→ **What is required**:
Please print all of the records shown below, exactly as given.

→ **Data for this exercise**:
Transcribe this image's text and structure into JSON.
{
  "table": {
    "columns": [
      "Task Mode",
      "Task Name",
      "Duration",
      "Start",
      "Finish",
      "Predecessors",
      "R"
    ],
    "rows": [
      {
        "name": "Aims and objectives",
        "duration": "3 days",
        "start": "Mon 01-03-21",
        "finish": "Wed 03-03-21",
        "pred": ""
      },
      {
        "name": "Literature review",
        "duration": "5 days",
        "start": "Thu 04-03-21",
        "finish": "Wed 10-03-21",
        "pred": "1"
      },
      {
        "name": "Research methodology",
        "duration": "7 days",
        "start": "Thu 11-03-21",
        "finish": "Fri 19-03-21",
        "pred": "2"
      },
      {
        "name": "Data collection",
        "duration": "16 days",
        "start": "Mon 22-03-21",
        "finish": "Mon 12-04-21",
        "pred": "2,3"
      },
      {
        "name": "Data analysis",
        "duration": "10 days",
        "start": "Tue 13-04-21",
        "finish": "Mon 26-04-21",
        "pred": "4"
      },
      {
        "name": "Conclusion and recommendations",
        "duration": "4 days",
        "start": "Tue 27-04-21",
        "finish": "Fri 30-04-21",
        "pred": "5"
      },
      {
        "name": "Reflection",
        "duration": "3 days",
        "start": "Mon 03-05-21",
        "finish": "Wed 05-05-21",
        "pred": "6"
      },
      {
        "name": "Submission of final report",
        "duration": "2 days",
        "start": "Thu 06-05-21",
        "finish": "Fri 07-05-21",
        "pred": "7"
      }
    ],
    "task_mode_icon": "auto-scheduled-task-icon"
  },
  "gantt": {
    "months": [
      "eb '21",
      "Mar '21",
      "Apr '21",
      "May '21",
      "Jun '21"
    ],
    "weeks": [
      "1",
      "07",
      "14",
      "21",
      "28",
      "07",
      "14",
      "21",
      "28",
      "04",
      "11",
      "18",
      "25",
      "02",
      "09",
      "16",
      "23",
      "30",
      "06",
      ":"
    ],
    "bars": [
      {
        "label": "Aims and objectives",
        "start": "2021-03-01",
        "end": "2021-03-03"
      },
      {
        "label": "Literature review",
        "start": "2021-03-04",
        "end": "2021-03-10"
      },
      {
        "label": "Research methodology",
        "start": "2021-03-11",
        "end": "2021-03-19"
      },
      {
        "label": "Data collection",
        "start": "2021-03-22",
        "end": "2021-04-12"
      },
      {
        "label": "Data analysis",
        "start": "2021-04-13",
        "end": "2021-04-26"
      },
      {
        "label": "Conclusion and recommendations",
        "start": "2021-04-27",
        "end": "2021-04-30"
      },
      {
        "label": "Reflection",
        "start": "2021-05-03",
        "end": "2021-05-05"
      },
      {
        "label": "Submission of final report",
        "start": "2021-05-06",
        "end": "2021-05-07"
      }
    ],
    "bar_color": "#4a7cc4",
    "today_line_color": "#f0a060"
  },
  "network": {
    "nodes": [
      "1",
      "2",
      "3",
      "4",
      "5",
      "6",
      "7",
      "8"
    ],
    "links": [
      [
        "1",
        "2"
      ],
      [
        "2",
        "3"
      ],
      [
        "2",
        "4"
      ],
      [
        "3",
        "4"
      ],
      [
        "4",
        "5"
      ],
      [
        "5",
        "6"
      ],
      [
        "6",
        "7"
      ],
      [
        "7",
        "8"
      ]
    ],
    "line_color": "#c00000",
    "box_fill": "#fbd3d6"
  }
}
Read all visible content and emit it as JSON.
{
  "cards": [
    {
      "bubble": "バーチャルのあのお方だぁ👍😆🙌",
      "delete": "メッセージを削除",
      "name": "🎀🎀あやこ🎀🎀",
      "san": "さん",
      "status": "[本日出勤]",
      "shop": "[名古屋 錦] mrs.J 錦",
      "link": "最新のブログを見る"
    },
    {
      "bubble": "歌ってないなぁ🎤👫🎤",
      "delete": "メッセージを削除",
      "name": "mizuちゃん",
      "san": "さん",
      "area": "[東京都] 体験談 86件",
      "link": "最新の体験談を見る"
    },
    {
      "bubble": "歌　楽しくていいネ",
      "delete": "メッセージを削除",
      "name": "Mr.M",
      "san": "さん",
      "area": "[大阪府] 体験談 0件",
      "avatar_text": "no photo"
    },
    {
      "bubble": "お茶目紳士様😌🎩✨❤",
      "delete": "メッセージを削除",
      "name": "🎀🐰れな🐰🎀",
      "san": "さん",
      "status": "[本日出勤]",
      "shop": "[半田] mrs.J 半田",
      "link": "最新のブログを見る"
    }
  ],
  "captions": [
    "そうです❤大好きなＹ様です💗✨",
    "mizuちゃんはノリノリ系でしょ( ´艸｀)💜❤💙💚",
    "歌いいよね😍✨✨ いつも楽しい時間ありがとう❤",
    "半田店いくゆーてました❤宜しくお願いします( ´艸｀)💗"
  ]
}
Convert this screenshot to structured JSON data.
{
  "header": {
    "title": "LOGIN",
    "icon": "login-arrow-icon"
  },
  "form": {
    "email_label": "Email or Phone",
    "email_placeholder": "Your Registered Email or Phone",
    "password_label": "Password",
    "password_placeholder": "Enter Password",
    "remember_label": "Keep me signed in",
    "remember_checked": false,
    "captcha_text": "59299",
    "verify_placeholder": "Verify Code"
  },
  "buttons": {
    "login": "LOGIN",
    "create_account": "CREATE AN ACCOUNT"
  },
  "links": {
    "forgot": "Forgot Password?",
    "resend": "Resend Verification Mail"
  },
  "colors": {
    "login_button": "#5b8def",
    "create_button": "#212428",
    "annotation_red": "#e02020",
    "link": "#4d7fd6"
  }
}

→ **Answer to the exercise**:
Transcribe this image's text and structure into JSON.
{
  "table": {
    "columns": [
      "Task Mode",
      "Task Name",
      "Duration",
      "Start",
      "Finish",
      "Predecessors",
      "R"
    ],
    "rows": [
      {
        "name": "Aims and objectives",
        "duration": "3 days",
        "start": "Mon 01-03-21",
        "finish": "Wed 03-03-21",
        "pred": ""
      },
      {
        "name": "Literature review",
        "duration": "5 days",
        "start": "Thu 04-03-21",
        "finish": "Wed 10-03-21",
        "pred": "1"
      },
      {
        "name": "Research methodology",
        "duration": "7 days",
        "start": "Thu 11-03-21",
        "finish": "Fri 19-03-21",
        "pred": "2"
      },
      {
        "name": "Data collection",
        "duration": "16 days",
        "start": "Mon 22-03-21",
        "finish": "Mon 12-04-21",
        "pred": "2,3"
      },
      {
        "name": "Data analysis",
        "duration": "10 days",
        "start": "Tue 13-04-21",
        "finish": "Mon 26-04-21",
        "pred": "4"
      },
      {
        "name": "Conclusion and recommendations",
        "duration": "4 days",
        "start": "Tue 27-04-21",
        "finish": "Fri 30-04-21",
        "pred": "5"
      },
      {
        "name": "Reflection",
        "duration": "3 days",
        "start": "Mon 03-05-21",
        "finish": "Wed 05-05-21",
        "pred": "6"
      },
      {
        "name": "Submission of final report",
        "duration": "2 days",
        "start": "Thu 06-05-21",
        "finish": "Fri 07-05-21",
        "pred": "7"
      }
    ],
    "task_mode_icon": "auto-scheduled-task-icon"
  },
  "gantt": {
    "months": [
      "eb '21",
      "Mar '21",
      "Apr '21",
      "May '21",
      "Jun '21"
    ],
    "weeks": [
      "1",
      "07",
      "14",
      "21",
      "28",
      "07",
      "14",
      "21",
      "28",
      "04",
      "11",
      "18",
      "25",
      "02",
      "09",
      "16",
      "23",
      "30",
      "06",
      ":"
    ],
    "bars": [
      {
        "label": "Aims and objectives",
        "start": "2021-03-01",
        "end": "2021-03-03"
      },
      {
        "label": "Literature review",
        "start": "2021-03-04",
        "end": "2021-03-10"
      },
      {
        "label": "Research methodology",
        "start": "2021-03-11",
        "end": "2021-03-19"
      },
      {
        "label": "Data collection",
        "start": "2021-03-22",
        "end": "2021-04-12"
      },
      {
        "label": "Data analysis",
        "start": "2021-04-13",
        "end": "2021-04-26"
      },
      {
        "label": "Conclusion and recommendations",
        "start": "2021-04-27",
        "end": "2021-04-30"
      },
      {
        "label": "Reflection",
        "start": "2021-05-03",
        "end": "2021-05-05"
      },
      {
        "label": "Submission of final report",
        "start": "2021-05-06",
        "end": "2021-05-07"
      }
    ],
    "bar_color": "#4a7cc4",
    "today_line_color": "#f0a060"
  },
  "network": {
    "nodes": [
      "1",
      "2",
      "3",
      "4",
      "5",
      "6",
      "7",
      "8"
    ],
    "links": [
      [
        "1",
        "2"
      ],
      [
        "2",
        "3"
      ],
      [
        "2",
        "4"
      ],
      [
        "3",
        "4"
      ],
      [
        "4",
        "5"
      ],
      [
        "5",
        "6"
      ],
      [
        "6",
        "7"
      ],
      [
        "7",
        "8"
      ]
    ],
    "line_color": "#c00000",
    "box_fill": "#fbd3d6"
  }
}
Read all visible content and emit it as JSON.
{
  "cards": [
    {
      "bubble": "バーチャルのあのお方だぁ👍😆🙌",
      "delete": "メッセージを削除",
      "name": "🎀🎀あやこ🎀🎀",
      "san": "さん",
      "status": "[本日出勤]",
      "shop": "[名古屋 錦] mrs.J 錦",
      "link": "最新のブログを見る"
    },
    {
      "bubble": "歌ってないなぁ🎤👫🎤",
      "delete": "メッセージを削除",
      "name": "mizuちゃん",
      "san": "さん",
      "area": "[東京都] 体験談 86件",
      "link": "最新の体験談を見る"
    },
    {
      "bubble": "歌　楽しくていいネ",
      "delete": "メッセージを削除",
      "name": "Mr.M",
      "san": "さん",
      "area": "[大阪府] 体験談 0件",
      "avatar_text": "no photo"
    },
    {
      "bubble": "お茶目紳士様😌🎩✨❤",
      "delete": "メッセージを削除",
      "name": "🎀🐰れな🐰🎀",
      "san": "さん",
      "status": "[本日出勤]",
      "shop": "[半田] mrs.J 半田",
      "link": "最新のブログを見る"
    }
  ],
  "captions": [
    "そうです❤大好きなＹ様です💗✨",
    "mizuちゃんはノリノリ系でしょ( ´艸｀)💜❤💙💚",
    "歌いいよね😍✨✨ いつも楽しい時間ありがとう❤",
    "半田店いくゆーてました❤宜しくお願いします( ´艸｀)💗"
  ]
}
Convert this screenshot to structured JSON data.
{
  "header": {
    "title": "LOGIN",
    "icon": "login-arrow-icon"
  },
  "form": {
    "email_label": "Email or Phone",
    "email_placeholder": "Your Registered Email or Phone",
    "password_label": "Password",
    "password_placeholder": "Enter Password",
    "remember_label": "Keep me signed in",
    "remember_checked": false,
    "captcha_text": "59299",
    "verify_placeholder": "Verify Code"
  },
  "buttons": {
    "login": "LOGIN",
    "create_account": "CREATE AN ACCOUNT"
  },
  "links": {
    "forgot": "Forgot Password?",
    "resend": "Resend Verification Mail"
  },
  "colors": {
    "login_button": "#5b8def",
    "create_button": "#212428",
    "annotation_red": "#e02020",
    "link": "#4d7fd6"
  }
}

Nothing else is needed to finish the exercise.